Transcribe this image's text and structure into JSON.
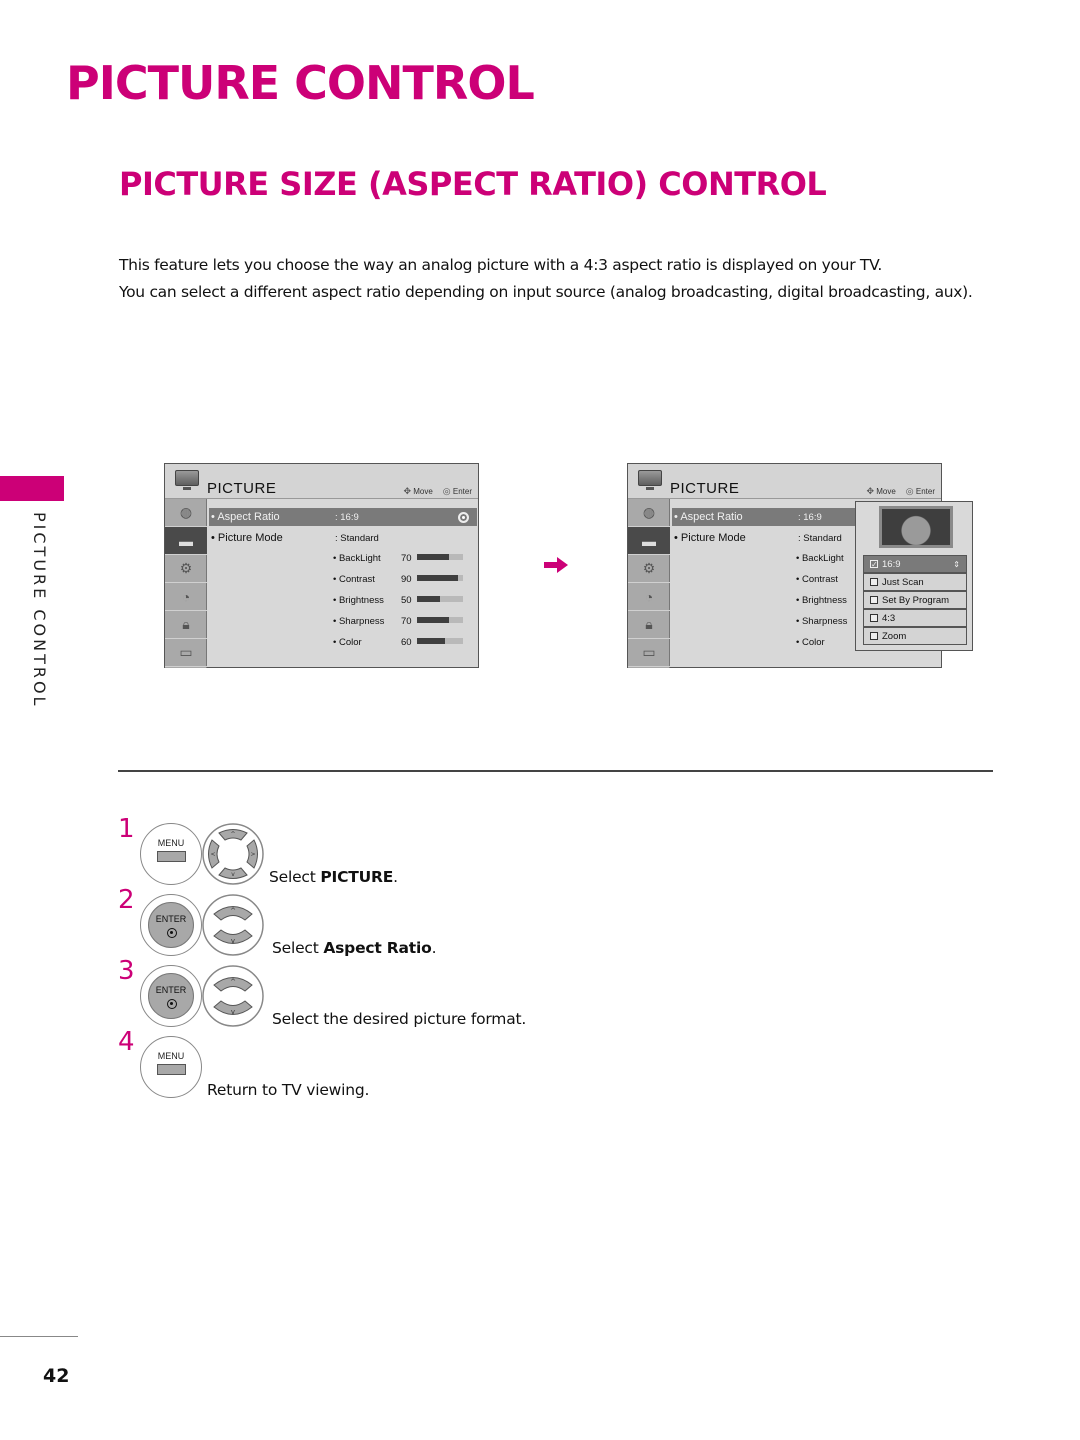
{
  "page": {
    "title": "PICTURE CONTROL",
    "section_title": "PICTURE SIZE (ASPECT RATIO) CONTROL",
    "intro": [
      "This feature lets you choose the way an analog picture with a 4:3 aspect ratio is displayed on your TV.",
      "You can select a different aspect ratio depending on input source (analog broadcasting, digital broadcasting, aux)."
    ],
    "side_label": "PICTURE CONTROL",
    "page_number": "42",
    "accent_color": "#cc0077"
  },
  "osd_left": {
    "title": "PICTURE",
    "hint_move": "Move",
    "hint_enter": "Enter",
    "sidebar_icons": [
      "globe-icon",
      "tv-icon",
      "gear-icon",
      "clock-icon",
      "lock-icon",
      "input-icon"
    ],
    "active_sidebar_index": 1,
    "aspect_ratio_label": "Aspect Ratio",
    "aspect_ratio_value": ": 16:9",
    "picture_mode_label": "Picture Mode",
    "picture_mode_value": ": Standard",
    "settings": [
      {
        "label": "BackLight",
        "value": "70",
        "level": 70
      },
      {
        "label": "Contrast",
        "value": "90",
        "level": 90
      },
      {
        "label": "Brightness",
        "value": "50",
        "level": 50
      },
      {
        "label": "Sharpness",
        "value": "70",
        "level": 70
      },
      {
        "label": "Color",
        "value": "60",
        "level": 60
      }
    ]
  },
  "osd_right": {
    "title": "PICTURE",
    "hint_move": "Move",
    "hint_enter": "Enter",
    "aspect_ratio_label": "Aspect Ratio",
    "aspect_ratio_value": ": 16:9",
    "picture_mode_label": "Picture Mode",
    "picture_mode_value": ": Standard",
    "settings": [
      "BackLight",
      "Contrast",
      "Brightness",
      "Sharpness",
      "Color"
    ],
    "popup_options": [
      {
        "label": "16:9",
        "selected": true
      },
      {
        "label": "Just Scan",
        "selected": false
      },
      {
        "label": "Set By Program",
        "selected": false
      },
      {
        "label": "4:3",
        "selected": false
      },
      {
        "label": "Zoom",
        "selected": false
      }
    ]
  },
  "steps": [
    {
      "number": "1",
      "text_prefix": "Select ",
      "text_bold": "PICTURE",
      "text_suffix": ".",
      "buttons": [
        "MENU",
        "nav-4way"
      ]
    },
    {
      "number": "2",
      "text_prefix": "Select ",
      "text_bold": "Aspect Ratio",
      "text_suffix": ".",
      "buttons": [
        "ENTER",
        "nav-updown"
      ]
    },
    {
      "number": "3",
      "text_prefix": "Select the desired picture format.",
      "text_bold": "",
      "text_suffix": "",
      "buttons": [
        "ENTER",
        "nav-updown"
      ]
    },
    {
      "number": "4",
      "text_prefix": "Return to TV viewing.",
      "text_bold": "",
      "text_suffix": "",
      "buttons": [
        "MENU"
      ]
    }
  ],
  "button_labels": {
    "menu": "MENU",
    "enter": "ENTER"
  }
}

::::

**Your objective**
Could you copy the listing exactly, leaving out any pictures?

**Your solution**
Transcribe this image's text and structure into JSON.
{
  "page": {
    "title": "PICTURE CONTROL",
    "section_title": "PICTURE SIZE (ASPECT RATIO) CONTROL",
    "intro": [
      "This feature lets you choose the way an analog picture with a 4:3 aspect ratio is displayed on your TV.",
      "You can select a different aspect ratio depending on input source (analog broadcasting, digital broadcasting, aux)."
    ],
    "side_label": "PICTURE CONTROL",
    "page_number": "42",
    "accent_color": "#cc0077"
  },
  "osd_left": {
    "title": "PICTURE",
    "hint_move": "Move",
    "hint_enter": "Enter",
    "sidebar_icons": [
      "globe-icon",
      "tv-icon",
      "gear-icon",
      "clock-icon",
      "lock-icon",
      "input-icon"
    ],
    "active_sidebar_index": 1,
    "aspect_ratio_label": "Aspect Ratio",
    "aspect_ratio_value": ": 16:9",
    "picture_mode_label": "Picture Mode",
    "picture_mode_value": ": Standard",
    "settings": [
      {
        "label": "BackLight",
        "value": "70",
        "level": 70
      },
      {
        "label": "Contrast",
        "value": "90",
        "level": 90
      },
      {
        "label": "Brightness",
        "value": "50",
        "level": 50
      },
      {
        "label": "Sharpness",
        "value": "70",
        "level": 70
      },
      {
        "label": "Color",
        "value": "60",
        "level": 60
      }
    ]
  },
  "osd_right": {
    "title": "PICTURE",
    "hint_move": "Move",
    "hint_enter": "Enter",
    "aspect_ratio_label": "Aspect Ratio",
    "aspect_ratio_value": ": 16:9",
    "picture_mode_label": "Picture Mode",
    "picture_mode_value": ": Standard",
    "settings": [
      "BackLight",
      "Contrast",
      "Brightness",
      "Sharpness",
      "Color"
    ],
    "popup_options": [
      {
        "label": "16:9",
        "selected": true
      },
      {
        "label": "Just Scan",
        "selected": false
      },
      {
        "label": "Set By Program",
        "selected": false
      },
      {
        "label": "4:3",
        "selected": false
      },
      {
        "label": "Zoom",
        "selected": false
      }
    ]
  },
  "steps": [
    {
      "number": "1",
      "text_prefix": "Select ",
      "text_bold": "PICTURE",
      "text_suffix": ".",
      "buttons": [
        "MENU",
        "nav-4way"
      ]
    },
    {
      "number": "2",
      "text_prefix": "Select ",
      "text_bold": "Aspect Ratio",
      "text_suffix": ".",
      "buttons": [
        "ENTER",
        "nav-updown"
      ]
    },
    {
      "number": "3",
      "text_prefix": "Select the desired picture format.",
      "text_bold": "",
      "text_suffix": "",
      "buttons": [
        "ENTER",
        "nav-updown"
      ]
    },
    {
      "number": "4",
      "text_prefix": "Return to TV viewing.",
      "text_bold": "",
      "text_suffix": "",
      "buttons": [
        "MENU"
      ]
    }
  ],
  "button_labels": {
    "menu": "MENU",
    "enter": "ENTER"
  }
}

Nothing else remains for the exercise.